• [Data extracts]

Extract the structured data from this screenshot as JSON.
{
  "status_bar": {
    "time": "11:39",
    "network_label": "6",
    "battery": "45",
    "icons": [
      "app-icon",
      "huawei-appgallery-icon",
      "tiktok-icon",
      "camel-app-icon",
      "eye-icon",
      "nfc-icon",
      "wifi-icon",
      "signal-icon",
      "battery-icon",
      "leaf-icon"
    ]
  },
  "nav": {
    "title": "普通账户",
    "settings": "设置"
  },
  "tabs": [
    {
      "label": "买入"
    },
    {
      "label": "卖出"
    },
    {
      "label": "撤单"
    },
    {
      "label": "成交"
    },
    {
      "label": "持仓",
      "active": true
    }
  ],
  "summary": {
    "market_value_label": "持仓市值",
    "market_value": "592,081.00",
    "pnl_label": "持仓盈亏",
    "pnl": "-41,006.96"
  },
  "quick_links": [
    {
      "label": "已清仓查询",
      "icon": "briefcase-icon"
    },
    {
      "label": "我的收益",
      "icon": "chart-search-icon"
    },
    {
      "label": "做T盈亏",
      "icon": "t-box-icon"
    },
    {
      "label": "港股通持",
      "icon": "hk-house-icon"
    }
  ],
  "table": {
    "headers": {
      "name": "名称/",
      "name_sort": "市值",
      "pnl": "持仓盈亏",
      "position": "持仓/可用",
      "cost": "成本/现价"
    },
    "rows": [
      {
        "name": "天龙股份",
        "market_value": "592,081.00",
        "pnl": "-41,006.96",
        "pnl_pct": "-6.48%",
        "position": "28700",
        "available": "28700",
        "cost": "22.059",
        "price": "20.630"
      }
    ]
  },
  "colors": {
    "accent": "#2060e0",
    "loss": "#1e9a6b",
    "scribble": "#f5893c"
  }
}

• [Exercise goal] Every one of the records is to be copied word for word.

• [Result of this exercise]
Extract the structured data from this screenshot as JSON.
{
  "status_bar": {
    "time": "11:39",
    "network_label": "6",
    "battery": "45",
    "icons": [
      "app-icon",
      "huawei-appgallery-icon",
      "tiktok-icon",
      "camel-app-icon",
      "eye-icon",
      "nfc-icon",
      "wifi-icon",
      "signal-icon",
      "battery-icon",
      "leaf-icon"
    ]
  },
  "nav": {
    "title": "普通账户",
    "settings": "设置"
  },
  "tabs": [
    {
      "label": "买入"
    },
    {
      "label": "卖出"
    },
    {
      "label": "撤单"
    },
    {
      "label": "成交"
    },
    {
      "label": "持仓",
      "active": true
    }
  ],
  "summary": {
    "market_value_label": "持仓市值",
    "market_value": "592,081.00",
    "pnl_label": "持仓盈亏",
    "pnl": "-41,006.96"
  },
  "quick_links": [
    {
      "label": "已清仓查询",
      "icon": "briefcase-icon"
    },
    {
      "label": "我的收益",
      "icon": "chart-search-icon"
    },
    {
      "label": "做T盈亏",
      "icon": "t-box-icon"
    },
    {
      "label": "港股通持",
      "icon": "hk-house-icon"
    }
  ],
  "table": {
    "headers": {
      "name": "名称/",
      "name_sort": "市值",
      "pnl": "持仓盈亏",
      "position": "持仓/可用",
      "cost": "成本/现价"
    },
    "rows": [
      {
        "name": "天龙股份",
        "market_value": "592,081.00",
        "pnl": "-41,006.96",
        "pnl_pct": "-6.48%",
        "position": "28700",
        "available": "28700",
        "cost": "22.059",
        "price": "20.630"
      }
    ]
  },
  "colors": {
    "accent": "#2060e0",
    "loss": "#1e9a6b",
    "scribble": "#f5893c"
  }
}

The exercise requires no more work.